Brenda Zulu is an independent journalist and a correspondent for the Africa Woman Newspaper. She received the award for her article called "Tele-health set to boost maternal care" first published in the Africa Woman Newspaper and reproduced in Zambia, in Zimbabwe, in Malawi, in Nigeria, in Ghana, in Uganda and in Tanzania.
When attributing the first prize to her, Sherif Evalide Seye, the President of the jury, said "Brenda Zulu's article highlights, in a concise and
direct manner, new opportunities available to consumers on access to health services, which is a basic consumer right." Thanks to tele-health,
"clinicians will now be able to monitor and track patients, see their entire history at a glance and analyse the outcomes", Brenda Zulu forewarns in her article.
Tele-health has been used in Zambia, especially in cases where doctors at the University teaching hospital had to carry out an operation to separate Siamese twins, she said in a separate occasion.
Gatonye Gathura won the second prize on the basis of his article titled "GM Technology fails local potatoes" published in the Kenyan daily "Daily Nation" (www.nationmedia.com). Gatonye's article sums up the outcome of the GM trials on local potatoes in Kenya, which, he says, have failed. "US biotechnology, imported three years ago, has failed to improve Kenya's sweet potato. This has confirmed critic's fears that bio-engineered techniques tried elsewhere may not be replicated in Africa with similar results" has concluded warts and all Gatonye Gathura in the article.
Both laureates will receive US$500 in cash, a laptop computer and an all-expenses-paid return trip to Gaborone, Botswana to take part in the Regional Dialogue between government agencies in charge of consumer protection and African consumer organizations scheduled from 07 to 11 February 2005.
In addition, the jury addressed its special congratulations to Rolando Martins, a journalist from Cape Verde for his dedication and his voluntary work in favour of the Regional Association for Consumer Protection in Cape Verde (ADECO). The juryÃ¢â‚¬â„¢s congratulatory message acknowledges his contribution as the coordinator of the radio programme "Consumers' Voice" broadcast by the RTC, the Radio and Television broadcasting agency in Cape Verde.

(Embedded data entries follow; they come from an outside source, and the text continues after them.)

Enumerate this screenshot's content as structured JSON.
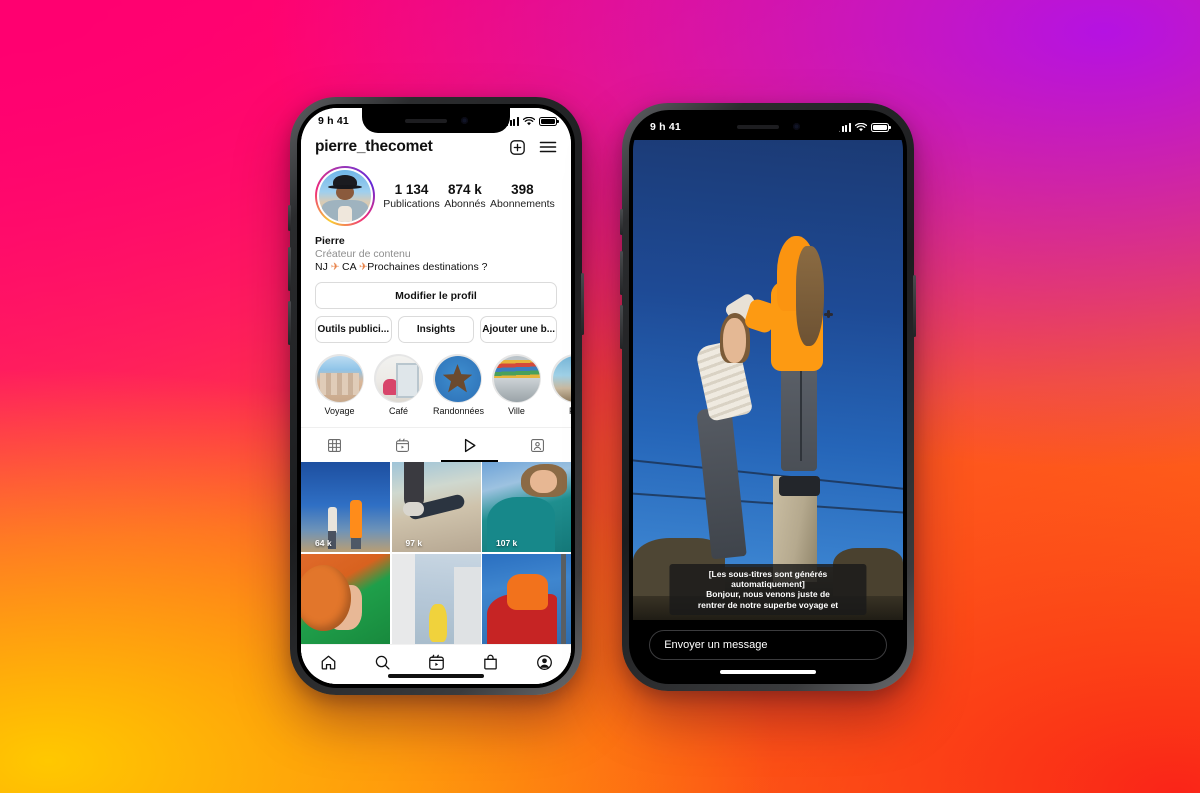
{
  "background": {
    "colors": [
      "#ff0070",
      "#b512e2",
      "#ffc800",
      "#fa2418"
    ],
    "description": "Instagram brand gradient"
  },
  "left_phone": {
    "status_bar": {
      "time": "9 h 41",
      "signal_icon": "cellular-bars-icon",
      "wifi_icon": "wifi-icon",
      "battery_icon": "battery-full-icon"
    },
    "header": {
      "username": "pierre_thecomet",
      "add_icon": "plus-square-icon",
      "menu_icon": "hamburger-menu-icon"
    },
    "profile": {
      "avatar_name": "profile-avatar",
      "stats": [
        {
          "value": "1 134",
          "label": "Publications"
        },
        {
          "value": "874 k",
          "label": "Abonnés"
        },
        {
          "value": "398",
          "label": "Abonnements"
        }
      ],
      "bio_name": "Pierre",
      "bio_category": "Créateur de contenu",
      "bio_line": "NJ ✈ CA ✈ Prochaines destinations ?",
      "bio_part1": "NJ",
      "bio_emoji": "✈",
      "bio_part2": "CA",
      "bio_part3": "Prochaines destinations ?"
    },
    "actions": {
      "edit_profile": "Modifier le profil",
      "promo_tools": "Outils publici...",
      "insights": "Insights",
      "add_bio": "Ajouter une b..."
    },
    "highlights": [
      {
        "label": "Voyage"
      },
      {
        "label": "Café"
      },
      {
        "label": "Randonnées"
      },
      {
        "label": "Ville"
      },
      {
        "label": "Pla"
      }
    ],
    "content_tabs": [
      {
        "icon": "grid-icon",
        "active": false
      },
      {
        "icon": "reels-icon",
        "active": false
      },
      {
        "icon": "play-icon",
        "active": true
      },
      {
        "icon": "tagged-person-icon",
        "active": false
      }
    ],
    "grid": [
      {
        "views": "64 k",
        "alt": "two-people-on-pedestal"
      },
      {
        "views": "97 k",
        "alt": "skateboard"
      },
      {
        "views": "107 k",
        "alt": "woman-in-teal-coat"
      },
      {
        "views": "",
        "alt": "basketball-and-green-jacket"
      },
      {
        "views": "",
        "alt": "buildings-and-yellow-sculpture"
      },
      {
        "views": "",
        "alt": "dancer-in-red-and-orange"
      }
    ],
    "bottom_nav": [
      {
        "icon": "home-icon",
        "active": false
      },
      {
        "icon": "search-icon",
        "active": false
      },
      {
        "icon": "reels-icon",
        "active": false
      },
      {
        "icon": "shop-bag-icon",
        "active": false
      },
      {
        "icon": "profile-icon",
        "active": true
      }
    ]
  },
  "right_phone": {
    "status_bar": {
      "time": "9 h 41",
      "signal_icon": "cellular-bars-icon",
      "wifi_icon": "wifi-icon",
      "battery_icon": "battery-full-icon"
    },
    "video": {
      "alt": "two-people-standing-on-concrete-pedestal-against-blue-sky"
    },
    "captions": {
      "line1": "[Les sous-titres sont générés",
      "line2": "automatiquement]",
      "line3": "Bonjour, nous venons juste de",
      "line4": "rentrer de notre superbe voyage et"
    },
    "message_field": {
      "placeholder": "Envoyer un message",
      "value": "Envoyer un message"
    }
  }
}
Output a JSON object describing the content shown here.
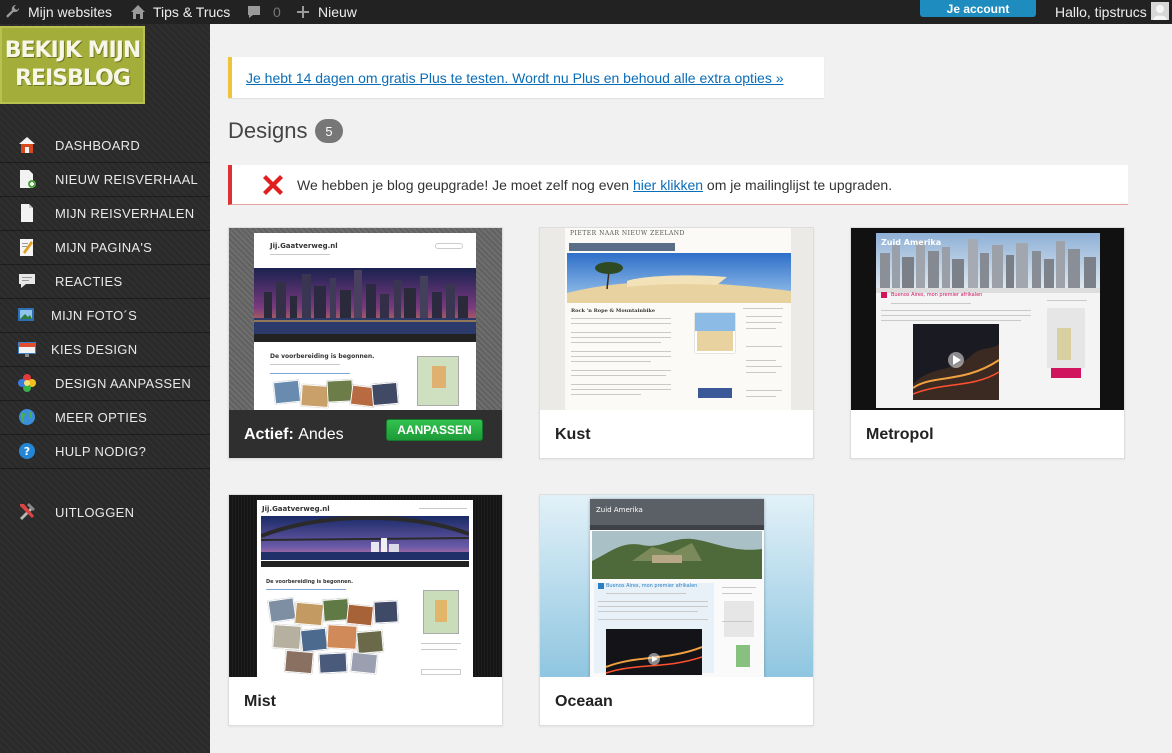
{
  "adminbar": {
    "sites_label": "Mijn websites",
    "site_label": "Tips & Trucs",
    "comments_count": "0",
    "new_label": "Nieuw",
    "account_label": "Je account",
    "greeting": "Hallo, tipstrucs"
  },
  "logo": {
    "line1": "BEKIJK MIJN",
    "line2": "REISBLOG"
  },
  "sidebar": {
    "items": [
      {
        "label": "DASHBOARD",
        "icon": "house-icon"
      },
      {
        "label": "NIEUW REISVERHAAL",
        "icon": "new-post-icon"
      },
      {
        "label": "MIJN REISVERHALEN",
        "icon": "posts-icon"
      },
      {
        "label": "MIJN PAGINA'S",
        "icon": "pages-icon"
      },
      {
        "label": "REACTIES",
        "icon": "comments-icon"
      },
      {
        "label": "MIJN FOTO´S",
        "icon": "photos-icon"
      },
      {
        "label": "KIES DESIGN",
        "icon": "design-icon"
      },
      {
        "label": "DESIGN AANPASSEN",
        "icon": "customize-icon"
      },
      {
        "label": "MEER OPTIES",
        "icon": "globe-icon"
      },
      {
        "label": "HULP NODIG?",
        "icon": "help-icon"
      },
      {
        "label": "UITLOGGEN",
        "icon": "tools-icon"
      }
    ]
  },
  "notice_plus": {
    "text": "Je hebt 14 dagen om gratis Plus te testen. Wordt nu Plus en behoud alle extra opties »"
  },
  "page": {
    "title": "Designs",
    "count": "5"
  },
  "notice_error": {
    "before": "We hebben je blog geupgrade! Je moet zelf nog even ",
    "link": "hier klikken",
    "after": " om je mailinglijst te upgraden."
  },
  "themes": [
    {
      "name": "Andes",
      "active": true,
      "active_prefix": "Actief:",
      "button": "AANPASSEN"
    },
    {
      "name": "Kust",
      "active": false
    },
    {
      "name": "Metropol",
      "active": false
    },
    {
      "name": "Mist",
      "active": false
    },
    {
      "name": "Oceaan",
      "active": false
    }
  ],
  "previews": {
    "andes": {
      "site_title": "Jij.Gaatverweg.nl",
      "post_title": "De voorbereiding is begonnen."
    },
    "kust": {
      "site_title": "Pieter naar Nieuw Zeeland",
      "post_title": "Rock 'n Rope & Mountainbike"
    },
    "metropol": {
      "site_title": "Zuid Amerika",
      "post_title": "Buenos Aires, mon premier afrikalen"
    },
    "mist": {
      "site_title": "Jij.Gaatverweg.nl",
      "post_title": "De voorbereiding is begonnen."
    },
    "oceaan": {
      "site_title": "Zuid Amerika",
      "post_title": "Buenos Aires, mon premier afrikalen"
    }
  },
  "colors": {
    "accent": "#1e8cbe",
    "warning": "#f0c33c",
    "error": "#dc3232",
    "active_button": "#1c9a37"
  }
}
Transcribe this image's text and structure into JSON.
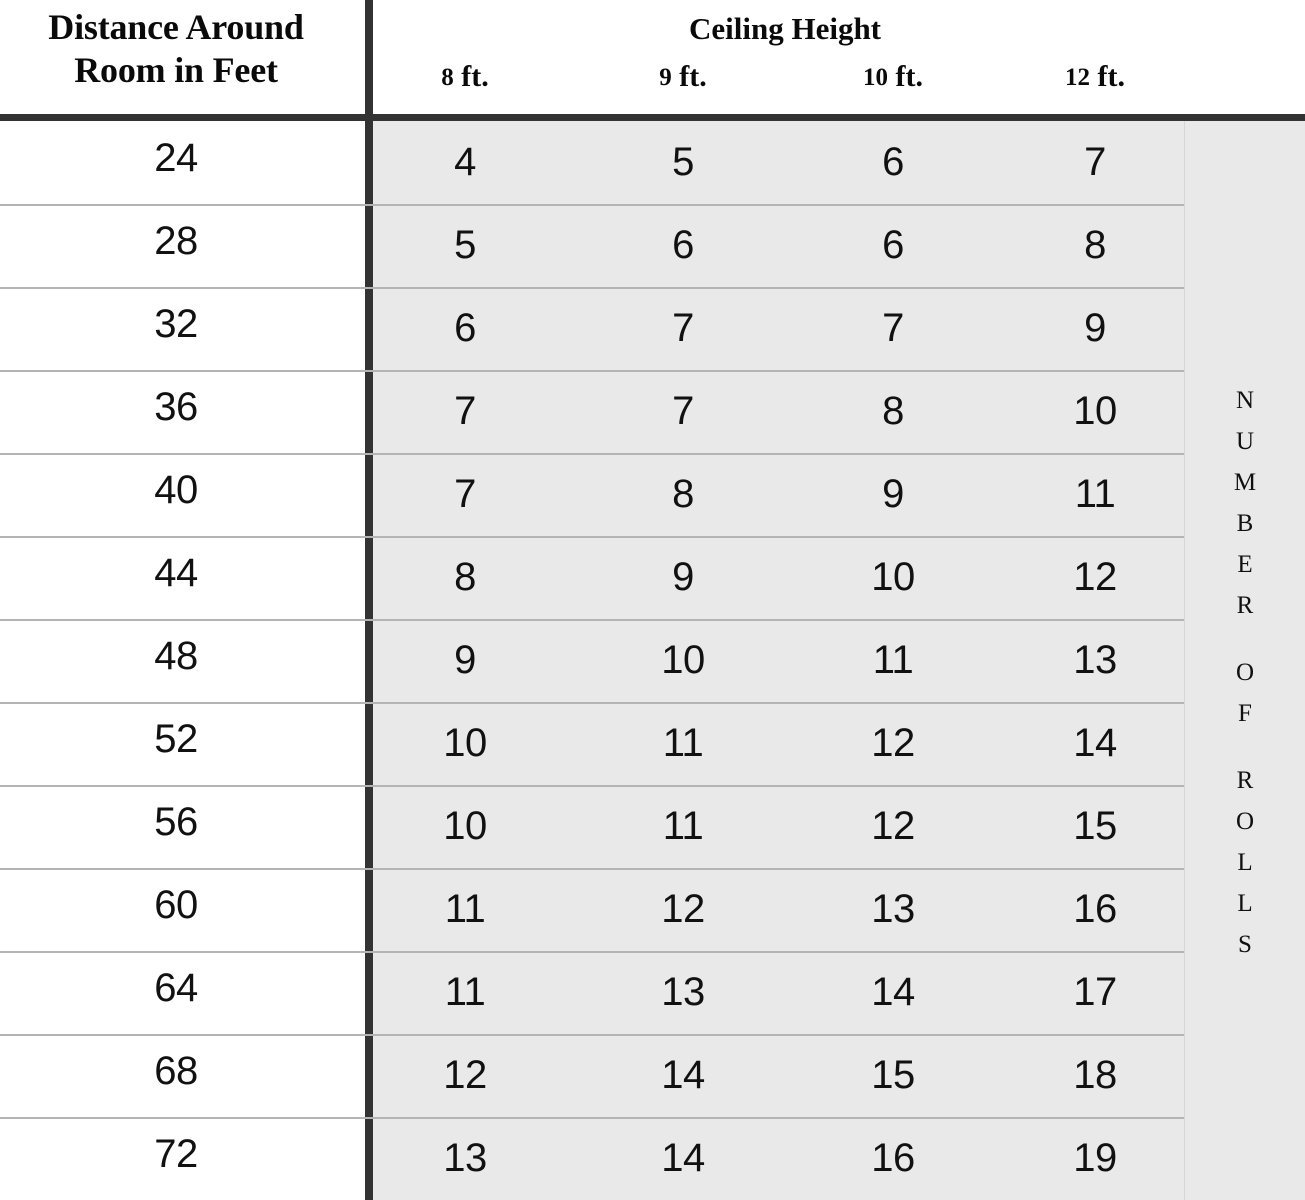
{
  "table": {
    "row_header_title": "Distance Around Room in Feet",
    "row_header_line1": "Distance Around",
    "row_header_line2": "Room in Feet",
    "column_group_title": "Ceiling Height",
    "column_headers": [
      "8 ft.",
      "9 ft.",
      "10 ft.",
      "12 ft."
    ],
    "column_headers_parts": [
      {
        "num": "8",
        "unit": " ft."
      },
      {
        "num": "9",
        "unit": " ft."
      },
      {
        "num": "10",
        "unit": " ft."
      },
      {
        "num": "12",
        "unit": " ft."
      }
    ],
    "side_label": "NUMBER OF ROLLS",
    "side_label_words": [
      "NUMBER",
      "OF",
      "ROLLS"
    ],
    "row_header_values": [
      24,
      28,
      32,
      36,
      40,
      44,
      48,
      52,
      56,
      60,
      64,
      68,
      72
    ],
    "rows": [
      {
        "distance": "24",
        "values": [
          "4",
          "5",
          "6",
          "7"
        ]
      },
      {
        "distance": "28",
        "values": [
          "5",
          "6",
          "6",
          "8"
        ]
      },
      {
        "distance": "32",
        "values": [
          "6",
          "7",
          "7",
          "9"
        ]
      },
      {
        "distance": "36",
        "values": [
          "7",
          "7",
          "8",
          "10"
        ]
      },
      {
        "distance": "40",
        "values": [
          "7",
          "8",
          "9",
          "11"
        ]
      },
      {
        "distance": "44",
        "values": [
          "8",
          "9",
          "10",
          "12"
        ]
      },
      {
        "distance": "48",
        "values": [
          "9",
          "10",
          "11",
          "13"
        ]
      },
      {
        "distance": "52",
        "values": [
          "10",
          "11",
          "12",
          "14"
        ]
      },
      {
        "distance": "56",
        "values": [
          "10",
          "11",
          "12",
          "15"
        ]
      },
      {
        "distance": "60",
        "values": [
          "11",
          "12",
          "13",
          "16"
        ]
      },
      {
        "distance": "64",
        "values": [
          "11",
          "13",
          "14",
          "17"
        ]
      },
      {
        "distance": "68",
        "values": [
          "12",
          "14",
          "15",
          "18"
        ]
      },
      {
        "distance": "72",
        "values": [
          "13",
          "14",
          "16",
          "19"
        ]
      }
    ],
    "colors": {
      "data_background": "#e9e9e9",
      "page_background": "#ffffff",
      "heavy_rule": "#333333",
      "row_separator": "#b4b4b4",
      "text": "#111111"
    }
  },
  "chart_data": {
    "type": "table",
    "title": "Distance Around Room in Feet vs Ceiling Height",
    "xlabel": "Ceiling Height",
    "ylabel": "Distance Around Room in Feet",
    "value_label": "NUMBER OF ROLLS",
    "categories": [
      "8 ft.",
      "9 ft.",
      "10 ft.",
      "12 ft."
    ],
    "index": [
      24,
      28,
      32,
      36,
      40,
      44,
      48,
      52,
      56,
      60,
      64,
      68,
      72
    ],
    "series": [
      {
        "name": "8 ft.",
        "values": [
          4,
          5,
          6,
          7,
          7,
          8,
          9,
          10,
          10,
          11,
          11,
          12,
          13
        ]
      },
      {
        "name": "9 ft.",
        "values": [
          5,
          6,
          7,
          7,
          8,
          9,
          10,
          11,
          11,
          12,
          13,
          14,
          14
        ]
      },
      {
        "name": "10 ft.",
        "values": [
          6,
          6,
          7,
          8,
          9,
          10,
          11,
          12,
          12,
          13,
          14,
          15,
          16
        ]
      },
      {
        "name": "12 ft.",
        "values": [
          7,
          8,
          9,
          10,
          11,
          12,
          13,
          14,
          15,
          16,
          17,
          18,
          19
        ]
      }
    ],
    "grid": true,
    "legend": "none"
  }
}
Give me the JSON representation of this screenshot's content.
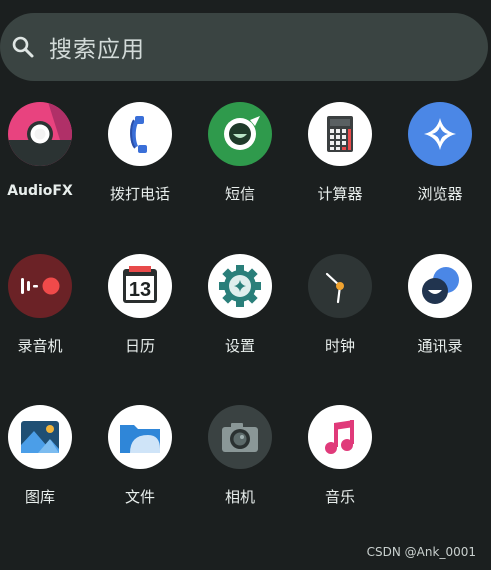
{
  "search": {
    "placeholder": "搜索应用"
  },
  "apps": [
    {
      "label": "AudioFX",
      "icon": "audiofx-icon"
    },
    {
      "label": "拨打电话",
      "icon": "phone-icon"
    },
    {
      "label": "短信",
      "icon": "messaging-icon"
    },
    {
      "label": "计算器",
      "icon": "calculator-icon"
    },
    {
      "label": "浏览器",
      "icon": "browser-icon"
    },
    {
      "label": "录音机",
      "icon": "recorder-icon"
    },
    {
      "label": "日历",
      "icon": "calendar-icon",
      "day": "13"
    },
    {
      "label": "设置",
      "icon": "settings-icon"
    },
    {
      "label": "时钟",
      "icon": "clock-icon"
    },
    {
      "label": "通讯录",
      "icon": "contacts-icon"
    },
    {
      "label": "图库",
      "icon": "gallery-icon"
    },
    {
      "label": "文件",
      "icon": "files-icon"
    },
    {
      "label": "相机",
      "icon": "camera-icon"
    },
    {
      "label": "音乐",
      "icon": "music-icon"
    }
  ],
  "watermark": "CSDN @Ank_0001",
  "colors": {
    "background": "#1b1f1f",
    "search_bar": "#3a4442",
    "audiofx": "#e8437f",
    "messaging": "#2f9a4c",
    "browser": "#4b87e6",
    "recorder_accent": "#f04a4a",
    "clock_hand": "#f0a330"
  }
}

The jury included the following members:
Sherif Evalide Seye, Director of Strategy and Development at the Pan African News Agency or PANA (President of the jury); Amadou Niang (Director of Internal Trade and Commissioner for Economic Investigations at the Ministry of Trade in Senegal); Ndeye Soukeye Gueye (Director of family matters at the Ministry of Family matters, Social Development and National Solidarity of Senegal);
Sannah Tepitapia (Editor-in-Chief for Health at the Pan African News Agency - PANA) Taoufik Ben Abdallah, Researcher, responsible for the Secretariat of the African Social Forum, 2001 - 2004 ; El Bachir Sow, journalist Editor-in-Chief for the Senegalese daily "Le Soleil".
THE ORGANISERS: Consumers International Africa Office (CI-ROAF)
In Africa, the rapid growth of the consumer movement has allowed improved consumer rights and awareness. Consumers International Office for Africa (CI-ROAF) co-ordinates and provides support through research, information networks, publications, regional and international seminars, workshops, etc. to more than 120 organisations in 46 countries in Africa. The main mission of the ROAF is to build and develop the consumer movement in Africa and to represent consumers at regional and international fora.
To fulfill that mission, the organisation conducts researches on consumer issues, encourages and promotes the cross fertilisation of experiences between its members through information networks, publications, regional and international seminars, workshops, etc.
The launch of the Kalam Awards benefited from the technical, financial and political support of several African institutions such as the Pan African News Agency (PANA) and the African Capacity Building Foundation (ACBF).
For more information, please contact:
Tel: (+263-4) 302-283 extension 13;
Or visit our website: www.consumersinternational.orgg